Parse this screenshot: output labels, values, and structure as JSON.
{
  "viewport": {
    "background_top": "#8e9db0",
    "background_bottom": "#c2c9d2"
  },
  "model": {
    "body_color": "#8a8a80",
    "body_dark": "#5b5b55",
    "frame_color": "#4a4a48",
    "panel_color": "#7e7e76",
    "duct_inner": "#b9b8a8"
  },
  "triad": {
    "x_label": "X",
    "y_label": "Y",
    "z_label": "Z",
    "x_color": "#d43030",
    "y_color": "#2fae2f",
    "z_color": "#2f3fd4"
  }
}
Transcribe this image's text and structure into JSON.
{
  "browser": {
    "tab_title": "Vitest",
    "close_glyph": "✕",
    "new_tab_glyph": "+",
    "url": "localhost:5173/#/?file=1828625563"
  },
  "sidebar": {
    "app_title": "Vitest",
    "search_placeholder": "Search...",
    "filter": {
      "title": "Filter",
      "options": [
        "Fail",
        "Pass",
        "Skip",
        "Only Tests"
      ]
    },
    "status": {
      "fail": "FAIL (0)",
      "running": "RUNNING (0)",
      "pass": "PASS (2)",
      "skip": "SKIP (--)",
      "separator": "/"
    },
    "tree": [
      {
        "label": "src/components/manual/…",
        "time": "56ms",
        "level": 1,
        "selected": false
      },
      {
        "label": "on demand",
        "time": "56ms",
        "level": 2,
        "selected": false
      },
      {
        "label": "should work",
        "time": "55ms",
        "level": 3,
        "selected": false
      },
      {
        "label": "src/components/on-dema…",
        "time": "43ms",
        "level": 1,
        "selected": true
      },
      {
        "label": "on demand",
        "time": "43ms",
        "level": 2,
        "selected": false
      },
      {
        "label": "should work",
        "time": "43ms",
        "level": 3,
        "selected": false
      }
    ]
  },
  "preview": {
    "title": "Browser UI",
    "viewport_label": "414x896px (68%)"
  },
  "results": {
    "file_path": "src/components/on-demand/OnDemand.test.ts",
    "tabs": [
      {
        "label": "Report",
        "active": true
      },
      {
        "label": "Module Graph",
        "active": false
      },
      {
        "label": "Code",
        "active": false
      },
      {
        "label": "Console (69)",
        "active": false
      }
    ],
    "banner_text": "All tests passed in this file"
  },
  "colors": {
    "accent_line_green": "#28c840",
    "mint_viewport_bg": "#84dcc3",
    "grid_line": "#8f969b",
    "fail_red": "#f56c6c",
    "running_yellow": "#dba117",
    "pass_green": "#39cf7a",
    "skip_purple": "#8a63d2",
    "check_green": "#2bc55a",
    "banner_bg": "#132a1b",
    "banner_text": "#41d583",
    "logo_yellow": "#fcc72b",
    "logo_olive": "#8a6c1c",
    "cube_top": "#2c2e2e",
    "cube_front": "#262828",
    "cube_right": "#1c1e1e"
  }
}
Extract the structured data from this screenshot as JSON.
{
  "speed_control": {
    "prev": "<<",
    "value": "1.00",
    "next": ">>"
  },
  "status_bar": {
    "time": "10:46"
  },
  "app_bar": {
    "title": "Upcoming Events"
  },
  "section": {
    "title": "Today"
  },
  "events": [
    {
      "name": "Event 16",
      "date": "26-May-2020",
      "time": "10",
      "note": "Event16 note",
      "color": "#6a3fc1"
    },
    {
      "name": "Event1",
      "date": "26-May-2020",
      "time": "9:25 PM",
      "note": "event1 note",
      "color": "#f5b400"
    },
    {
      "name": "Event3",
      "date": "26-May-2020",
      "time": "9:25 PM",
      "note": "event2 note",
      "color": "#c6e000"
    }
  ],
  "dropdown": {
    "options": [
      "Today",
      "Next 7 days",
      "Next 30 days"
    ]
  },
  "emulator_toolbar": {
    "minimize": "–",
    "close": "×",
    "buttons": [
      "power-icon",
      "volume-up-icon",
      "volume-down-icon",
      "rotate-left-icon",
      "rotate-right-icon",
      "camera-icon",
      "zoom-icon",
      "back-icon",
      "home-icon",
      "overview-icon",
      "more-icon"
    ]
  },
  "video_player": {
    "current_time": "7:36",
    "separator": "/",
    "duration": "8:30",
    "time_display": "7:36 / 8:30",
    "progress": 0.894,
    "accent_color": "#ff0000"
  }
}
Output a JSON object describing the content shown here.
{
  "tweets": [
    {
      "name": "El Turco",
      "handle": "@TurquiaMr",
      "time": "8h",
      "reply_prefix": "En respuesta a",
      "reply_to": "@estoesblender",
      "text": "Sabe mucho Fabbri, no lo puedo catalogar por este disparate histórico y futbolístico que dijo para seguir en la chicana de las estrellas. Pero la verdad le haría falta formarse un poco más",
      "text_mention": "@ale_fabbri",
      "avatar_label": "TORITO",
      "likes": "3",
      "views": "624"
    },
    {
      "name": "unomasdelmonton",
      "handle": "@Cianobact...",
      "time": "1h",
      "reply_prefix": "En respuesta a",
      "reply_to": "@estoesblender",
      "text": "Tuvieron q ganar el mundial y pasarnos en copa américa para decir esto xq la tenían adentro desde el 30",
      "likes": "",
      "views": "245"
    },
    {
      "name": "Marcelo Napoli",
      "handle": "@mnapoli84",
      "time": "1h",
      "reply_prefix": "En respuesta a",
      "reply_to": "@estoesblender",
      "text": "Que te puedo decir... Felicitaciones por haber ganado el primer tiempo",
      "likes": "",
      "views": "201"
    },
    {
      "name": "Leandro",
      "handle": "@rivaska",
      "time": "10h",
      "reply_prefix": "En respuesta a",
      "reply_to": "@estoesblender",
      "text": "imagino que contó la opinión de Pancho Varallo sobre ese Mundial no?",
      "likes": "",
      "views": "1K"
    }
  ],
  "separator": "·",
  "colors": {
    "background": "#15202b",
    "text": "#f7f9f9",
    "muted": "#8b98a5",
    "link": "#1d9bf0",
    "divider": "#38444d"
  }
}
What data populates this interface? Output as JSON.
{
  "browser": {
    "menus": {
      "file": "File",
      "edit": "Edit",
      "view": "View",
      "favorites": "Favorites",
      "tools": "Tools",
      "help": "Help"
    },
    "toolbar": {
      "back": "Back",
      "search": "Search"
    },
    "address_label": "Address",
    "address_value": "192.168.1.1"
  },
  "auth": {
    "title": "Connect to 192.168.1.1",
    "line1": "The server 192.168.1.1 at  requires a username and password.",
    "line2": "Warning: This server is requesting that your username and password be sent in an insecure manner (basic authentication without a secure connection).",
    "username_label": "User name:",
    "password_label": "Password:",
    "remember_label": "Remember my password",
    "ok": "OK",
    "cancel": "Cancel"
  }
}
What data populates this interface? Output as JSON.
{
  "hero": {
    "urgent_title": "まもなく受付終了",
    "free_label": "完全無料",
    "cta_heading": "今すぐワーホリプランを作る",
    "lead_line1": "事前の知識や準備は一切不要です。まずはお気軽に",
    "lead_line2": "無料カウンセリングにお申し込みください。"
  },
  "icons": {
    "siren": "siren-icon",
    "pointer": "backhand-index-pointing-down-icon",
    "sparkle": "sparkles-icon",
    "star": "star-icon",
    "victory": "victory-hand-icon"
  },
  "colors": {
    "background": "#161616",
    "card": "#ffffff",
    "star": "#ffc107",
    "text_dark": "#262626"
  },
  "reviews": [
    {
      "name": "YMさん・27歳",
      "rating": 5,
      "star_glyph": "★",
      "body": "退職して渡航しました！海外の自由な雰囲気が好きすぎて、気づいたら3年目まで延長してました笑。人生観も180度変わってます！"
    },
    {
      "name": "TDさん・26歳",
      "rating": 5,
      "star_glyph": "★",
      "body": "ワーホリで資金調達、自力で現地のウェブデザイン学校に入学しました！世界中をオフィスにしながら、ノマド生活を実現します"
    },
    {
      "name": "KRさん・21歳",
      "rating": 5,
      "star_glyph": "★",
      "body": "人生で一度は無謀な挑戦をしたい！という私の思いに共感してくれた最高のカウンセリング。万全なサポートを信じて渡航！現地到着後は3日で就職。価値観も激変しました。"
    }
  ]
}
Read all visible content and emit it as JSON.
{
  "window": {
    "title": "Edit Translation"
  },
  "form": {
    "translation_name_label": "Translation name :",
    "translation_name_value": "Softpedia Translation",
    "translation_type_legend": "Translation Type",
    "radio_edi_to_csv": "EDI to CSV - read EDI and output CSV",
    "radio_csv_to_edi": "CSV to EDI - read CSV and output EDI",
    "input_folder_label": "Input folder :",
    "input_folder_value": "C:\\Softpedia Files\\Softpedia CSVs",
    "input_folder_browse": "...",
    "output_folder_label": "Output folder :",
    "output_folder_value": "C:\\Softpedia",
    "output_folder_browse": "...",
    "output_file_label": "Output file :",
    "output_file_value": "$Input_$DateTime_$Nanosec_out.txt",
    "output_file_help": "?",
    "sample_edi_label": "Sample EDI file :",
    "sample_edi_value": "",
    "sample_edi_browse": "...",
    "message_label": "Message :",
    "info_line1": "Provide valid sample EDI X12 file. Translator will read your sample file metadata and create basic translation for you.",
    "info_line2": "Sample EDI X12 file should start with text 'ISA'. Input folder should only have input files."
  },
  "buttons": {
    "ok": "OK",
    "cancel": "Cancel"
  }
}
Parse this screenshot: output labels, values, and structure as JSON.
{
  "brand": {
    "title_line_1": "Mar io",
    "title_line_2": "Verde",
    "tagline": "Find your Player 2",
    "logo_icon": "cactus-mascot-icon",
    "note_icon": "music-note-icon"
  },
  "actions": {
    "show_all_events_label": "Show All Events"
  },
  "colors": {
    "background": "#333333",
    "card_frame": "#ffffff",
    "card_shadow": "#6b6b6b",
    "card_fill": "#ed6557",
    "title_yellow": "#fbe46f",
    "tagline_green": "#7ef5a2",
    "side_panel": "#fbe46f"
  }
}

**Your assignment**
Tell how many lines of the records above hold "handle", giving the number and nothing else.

**Your solution**
4